  18. ^ Oster, Jerry (February 13, 1975). "'Stepford Wives' a Tedious Experience". New York Daily News. New York City, New York. p. 64. Archived from the original on January 2, 2020. Retrieved January 2, 2020 – via
  19. ^ Variety Staff (December 31, 1974). "The Stepford Wives". Variety. Archived from the original on November 23, 2014.
  20. ^ Seymour, John (June 21, 1975). "'Stepford': epic nightmare". Santa Maria Times. Santa Maria, California. p. 11. Archived from the original on January 3, 2020. Retrieved January 2, 2020 – via
  21. ^ Silver, Anna Krugovoy (2002). "The Cyborg Mystique: The Stepford Wives and Second Wave Feminism". Women's Studies Quarterly. 30: 60.
  22. ^ a b c Klemesrud, Judy (February 28, 1975). "A controversial film". The Press Democrat. Santa Rosa, California. p. 18. Archived from the original on January 3, 2020. Retrieved January 2, 2020 – via
  23. ^ "AFI's 100 Years...100 Thrills Nominees" (PDF). Los Angeles, California: American Film Institute. June 12, 2001. Archived from the original (PDF) on December 20, 2015.
  24. ^ "10 Top Ten Film Genres". The Film Site. AMC. Archived from the original on October 8, 2018.
  25. ^ The Stepford Wives [VHS]. ASIN 6304437617.
  26. ^ The Stepford Wives DVD. ASIN 6304697988.

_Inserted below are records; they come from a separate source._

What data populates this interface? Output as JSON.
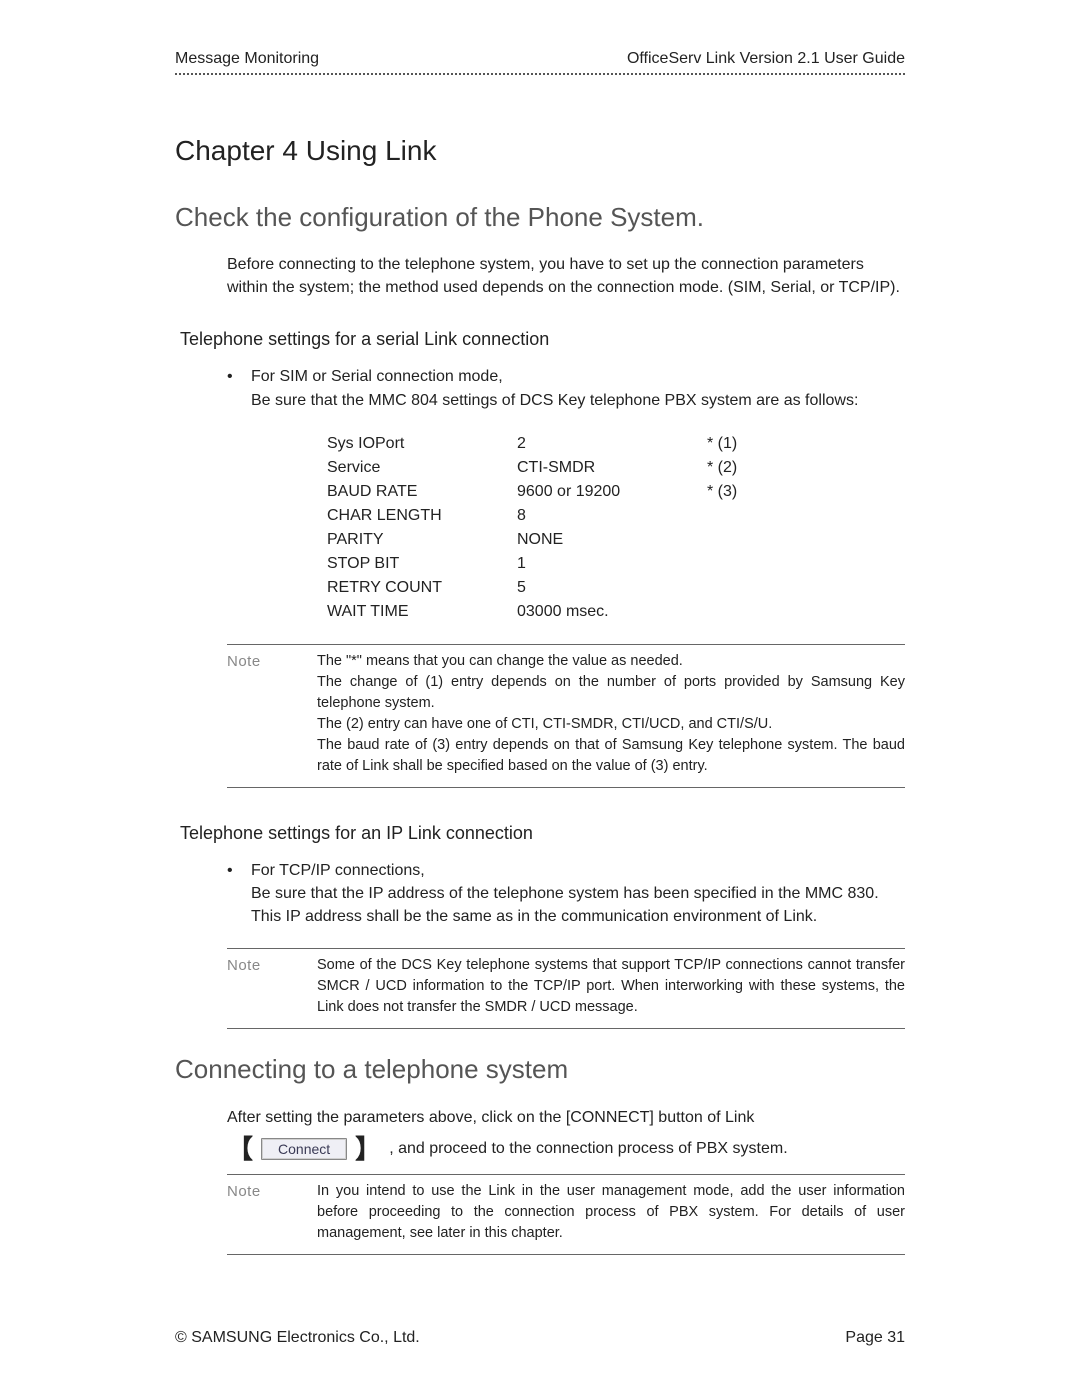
{
  "header": {
    "left": "Message Monitoring",
    "right": "OfficeServ Link Version 2.1 User Guide"
  },
  "chapter_title": "Chapter 4 Using Link",
  "section1": {
    "title": "Check the configuration of the Phone System.",
    "intro": "Before connecting to the telephone system, you have to set up the connection parameters within the system; the method used depends on the connection mode. (SIM, Serial, or TCP/IP).",
    "sub_serial": {
      "heading": "Telephone settings for a serial Link connection",
      "bullet_line1": "For SIM or Serial connection mode,",
      "bullet_line2": "Be sure that the MMC 804 settings of DCS Key telephone PBX system are as follows:",
      "settings": [
        {
          "name": "Sys IOPort",
          "value": "2",
          "mark": "* (1)"
        },
        {
          "name": "Service",
          "value": "CTI-SMDR",
          "mark": "* (2)"
        },
        {
          "name": "BAUD RATE",
          "value": "9600 or 19200",
          "mark": "* (3)"
        },
        {
          "name": "CHAR LENGTH",
          "value": "8",
          "mark": ""
        },
        {
          "name": "PARITY",
          "value": "NONE",
          "mark": ""
        },
        {
          "name": "STOP BIT",
          "value": "1",
          "mark": ""
        },
        {
          "name": "RETRY COUNT",
          "value": "5",
          "mark": ""
        },
        {
          "name": "WAIT TIME",
          "value": "03000 msec.",
          "mark": ""
        }
      ],
      "note_label": "Note",
      "note_text": "The \"*\" means that you can change the value as needed.\nThe change of (1) entry depends on the number of ports provided by Samsung Key telephone system.\nThe (2) entry can have one of CTI, CTI-SMDR, CTI/UCD, and CTI/S/U.\nThe baud rate of (3) entry depends on that of Samsung Key telephone system. The baud rate of Link shall be specified based on the value of (3) entry."
    },
    "sub_ip": {
      "heading": "Telephone settings for an IP Link connection",
      "bullet_line1": "For TCP/IP connections,",
      "bullet_line2": "Be sure that the IP address of the telephone system has been specified in the MMC 830.   This IP address shall be the same as in the communication environment of Link.",
      "note_label": "Note",
      "note_text": "Some of the DCS Key telephone systems that support TCP/IP connections cannot transfer SMCR / UCD information to the TCP/IP port. When interworking with these systems, the Link does not transfer the SMDR / UCD message."
    }
  },
  "section2": {
    "title": "Connecting to a telephone system",
    "line1": "After setting the parameters above, click on the [CONNECT] button of Link",
    "button_label": "Connect",
    "line2_tail": ", and proceed to the connection process of PBX system.",
    "note_label": "Note",
    "note_text": "In you intend to use the Link in the user management mode, add the user information before proceeding to the connection process of PBX system. For details of user management, see later in this chapter."
  },
  "footer": {
    "left": "© SAMSUNG Electronics Co., Ltd.",
    "right": "Page 31"
  }
}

  27. ^ a b Galbraith, Stuart (June 15, 2004). "The Stepford Wives (Silver Anniversary Edition)". DVD Talk. Archived from the original on December 7, 2011.
  28. ^ Muir 2012, p. 375.


External links[edit]